Published:Sunday | February 28, 2010 | 12:00 AM


Fresh from a gruelling appearance before Congress, Toyota's chief executive met with Transportation Secretary Ray LaHood on Thursday and pledged "to advance safety to the next level."

Akio Toyoda then headed to the state of Kentucky to visit Toyota's largest North American manufacturing plant, which churns out the popular Camry, one of the models in the 6 million-vehicle US recall.

The cost to Toyota's reputation is only now starting to emerge.

The world's biggest automaker is facing legal and public relations problems on several fronts: a criminal investigation by federal prosecutors in New York; a probe by the Securities and Exchange Commission; and anger by US dealerships in line to repair potentially millions of recalled vehicles. Toyota is offering customers new reimbursements for rental cars and other expenses.

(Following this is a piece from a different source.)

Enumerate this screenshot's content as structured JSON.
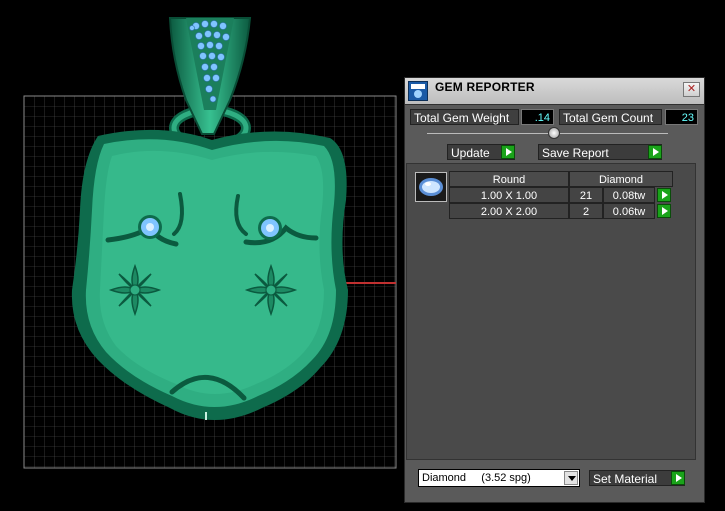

Company lawyers are bracing for large numbers of death and injury lawsuits. The Senate Commerce, Science and Transportation Committee plans a hearing Tuesday and has asked LaHood, federal highway safety chief David Strickland and two Toyota executives ? Toyota's North American president, Yoshi Inaba, and quality control official Shinichi Sasaki ? to testify.

Transportation officials said Toyoda's meeting with LaHood lasted about 30 minutes and focused on the importance of safety and protecting consumers. Toyoda "promised to take the initiative to advance safety to the next level," according to a Toyota statement.

Back-to-back congressional hearings this week failed to clear up Toyota's slow actions in dealing with the defects and provide guarantees that the problems that led to sudden, unintended accelerations will be fixed.

At the hearings, Toyoda repeated the company's insistence that there was no link between the problems and the cars' electronic systems.

Many drivers filing complaints with Toyota and the government say their acceleration problems had nothing to do with floor mat interference or sticky gas pedals ? the culprits the company is pointing to. Outside experts have suggested electronic problems.